What you have to do
The records that follow should be retyped word for word.

*** The data

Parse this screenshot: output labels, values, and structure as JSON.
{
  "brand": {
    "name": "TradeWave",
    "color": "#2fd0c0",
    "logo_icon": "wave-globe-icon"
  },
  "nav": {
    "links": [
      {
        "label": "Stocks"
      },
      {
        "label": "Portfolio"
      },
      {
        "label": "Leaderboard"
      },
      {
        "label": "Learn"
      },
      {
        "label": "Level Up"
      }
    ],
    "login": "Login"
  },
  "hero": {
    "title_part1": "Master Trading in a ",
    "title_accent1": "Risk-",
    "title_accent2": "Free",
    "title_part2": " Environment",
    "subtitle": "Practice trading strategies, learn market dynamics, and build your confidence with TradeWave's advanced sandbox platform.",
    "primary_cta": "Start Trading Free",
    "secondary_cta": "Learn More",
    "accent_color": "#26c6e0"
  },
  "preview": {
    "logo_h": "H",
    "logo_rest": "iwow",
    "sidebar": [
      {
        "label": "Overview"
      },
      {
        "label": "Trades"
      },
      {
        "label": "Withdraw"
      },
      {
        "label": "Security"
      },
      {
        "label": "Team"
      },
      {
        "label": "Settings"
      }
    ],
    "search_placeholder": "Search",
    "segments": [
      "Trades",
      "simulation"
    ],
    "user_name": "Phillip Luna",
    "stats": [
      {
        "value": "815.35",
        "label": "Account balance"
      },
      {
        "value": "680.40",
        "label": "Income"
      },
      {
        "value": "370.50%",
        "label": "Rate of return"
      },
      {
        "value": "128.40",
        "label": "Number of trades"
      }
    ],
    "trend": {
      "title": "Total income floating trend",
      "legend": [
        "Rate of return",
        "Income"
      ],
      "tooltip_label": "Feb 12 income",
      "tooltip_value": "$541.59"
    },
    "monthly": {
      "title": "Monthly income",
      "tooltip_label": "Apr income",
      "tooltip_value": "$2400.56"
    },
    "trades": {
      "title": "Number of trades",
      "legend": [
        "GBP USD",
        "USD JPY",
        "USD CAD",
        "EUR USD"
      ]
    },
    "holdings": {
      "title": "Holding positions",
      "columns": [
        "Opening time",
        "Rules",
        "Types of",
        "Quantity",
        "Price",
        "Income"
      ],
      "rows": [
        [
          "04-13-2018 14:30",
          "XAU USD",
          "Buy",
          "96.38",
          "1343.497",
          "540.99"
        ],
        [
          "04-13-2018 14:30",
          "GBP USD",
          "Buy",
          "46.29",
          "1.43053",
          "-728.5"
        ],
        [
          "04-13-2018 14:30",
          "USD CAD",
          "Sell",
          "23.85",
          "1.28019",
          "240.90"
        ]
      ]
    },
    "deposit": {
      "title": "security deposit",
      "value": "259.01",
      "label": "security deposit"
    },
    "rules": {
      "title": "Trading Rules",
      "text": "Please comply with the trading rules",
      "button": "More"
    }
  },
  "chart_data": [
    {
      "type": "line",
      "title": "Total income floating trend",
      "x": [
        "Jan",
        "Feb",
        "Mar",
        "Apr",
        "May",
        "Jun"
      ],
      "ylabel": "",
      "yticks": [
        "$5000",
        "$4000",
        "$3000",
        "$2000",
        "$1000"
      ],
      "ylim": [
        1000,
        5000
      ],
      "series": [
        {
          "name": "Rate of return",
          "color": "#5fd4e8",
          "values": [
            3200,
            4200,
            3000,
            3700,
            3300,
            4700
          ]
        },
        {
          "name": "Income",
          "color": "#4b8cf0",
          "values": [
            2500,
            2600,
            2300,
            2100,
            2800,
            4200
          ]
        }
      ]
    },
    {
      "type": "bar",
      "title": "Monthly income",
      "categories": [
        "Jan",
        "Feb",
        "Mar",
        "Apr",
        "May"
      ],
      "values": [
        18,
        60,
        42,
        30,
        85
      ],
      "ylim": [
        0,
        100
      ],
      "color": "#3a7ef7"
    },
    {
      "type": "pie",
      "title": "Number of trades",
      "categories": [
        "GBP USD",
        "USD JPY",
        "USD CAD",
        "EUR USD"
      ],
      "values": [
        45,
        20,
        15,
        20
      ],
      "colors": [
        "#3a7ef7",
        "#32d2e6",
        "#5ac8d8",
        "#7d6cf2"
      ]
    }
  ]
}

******

Result for this exercise
Parse this screenshot: output labels, values, and structure as JSON.
{
  "brand": {
    "name": "TradeWave",
    "color": "#2fd0c0",
    "logo_icon": "wave-globe-icon"
  },
  "nav": {
    "links": [
      {
        "label": "Stocks"
      },
      {
        "label": "Portfolio"
      },
      {
        "label": "Leaderboard"
      },
      {
        "label": "Learn"
      },
      {
        "label": "Level Up"
      }
    ],
    "login": "Login"
  },
  "hero": {
    "title_part1": "Master Trading in a ",
    "title_accent1": "Risk-",
    "title_accent2": "Free",
    "title_part2": " Environment",
    "subtitle": "Practice trading strategies, learn market dynamics, and build your confidence with TradeWave's advanced sandbox platform.",
    "primary_cta": "Start Trading Free",
    "secondary_cta": "Learn More",
    "accent_color": "#26c6e0"
  },
  "preview": {
    "logo_h": "H",
    "logo_rest": "iwow",
    "sidebar": [
      {
        "label": "Overview"
      },
      {
        "label": "Trades"
      },
      {
        "label": "Withdraw"
      },
      {
        "label": "Security"
      },
      {
        "label": "Team"
      },
      {
        "label": "Settings"
      }
    ],
    "search_placeholder": "Search",
    "segments": [
      "Trades",
      "simulation"
    ],
    "user_name": "Phillip Luna",
    "stats": [
      {
        "value": "815.35",
        "label": "Account balance"
      },
      {
        "value": "680.40",
        "label": "Income"
      },
      {
        "value": "370.50%",
        "label": "Rate of return"
      },
      {
        "value": "128.40",
        "label": "Number of trades"
      }
    ],
    "trend": {
      "title": "Total income floating trend",
      "legend": [
        "Rate of return",
        "Income"
      ],
      "tooltip_label": "Feb 12 income",
      "tooltip_value": "$541.59"
    },
    "monthly": {
      "title": "Monthly income",
      "tooltip_label": "Apr income",
      "tooltip_value": "$2400.56"
    },
    "trades": {
      "title": "Number of trades",
      "legend": [
        "GBP USD",
        "USD JPY",
        "USD CAD",
        "EUR USD"
      ]
    },
    "holdings": {
      "title": "Holding positions",
      "columns": [
        "Opening time",
        "Rules",
        "Types of",
        "Quantity",
        "Price",
        "Income"
      ],
      "rows": [
        [
          "04-13-2018 14:30",
          "XAU USD",
          "Buy",
          "96.38",
          "1343.497",
          "540.99"
        ],
        [
          "04-13-2018 14:30",
          "GBP USD",
          "Buy",
          "46.29",
          "1.43053",
          "-728.5"
        ],
        [
          "04-13-2018 14:30",
          "USD CAD",
          "Sell",
          "23.85",
          "1.28019",
          "240.90"
        ]
      ]
    },
    "deposit": {
      "title": "security deposit",
      "value": "259.01",
      "label": "security deposit"
    },
    "rules": {
      "title": "Trading Rules",
      "text": "Please comply with the trading rules",
      "button": "More"
    }
  },
  "chart_data": [
    {
      "type": "line",
      "title": "Total income floating trend",
      "x": [
        "Jan",
        "Feb",
        "Mar",
        "Apr",
        "May",
        "Jun"
      ],
      "ylabel": "",
      "yticks": [
        "$5000",
        "$4000",
        "$3000",
        "$2000",
        "$1000"
      ],
      "ylim": [
        1000,
        5000
      ],
      "series": [
        {
          "name": "Rate of return",
          "color": "#5fd4e8",
          "values": [
            3200,
            4200,
            3000,
            3700,
            3300,
            4700
          ]
        },
        {
          "name": "Income",
          "color": "#4b8cf0",
          "values": [
            2500,
            2600,
            2300,
            2100,
            2800,
            4200
          ]
        }
      ]
    },
    {
      "type": "bar",
      "title": "Monthly income",
      "categories": [
        "Jan",
        "Feb",
        "Mar",
        "Apr",
        "May"
      ],
      "values": [
        18,
        60,
        42,
        30,
        85
      ],
      "ylim": [
        0,
        100
      ],
      "color": "#3a7ef7"
    },
    {
      "type": "pie",
      "title": "Number of trades",
      "categories": [
        "GBP USD",
        "USD JPY",
        "USD CAD",
        "EUR USD"
      ],
      "values": [
        45,
        20,
        15,
        20
      ],
      "colors": [
        "#3a7ef7",
        "#32d2e6",
        "#5ac8d8",
        "#7d6cf2"
      ]
    }
  ]
}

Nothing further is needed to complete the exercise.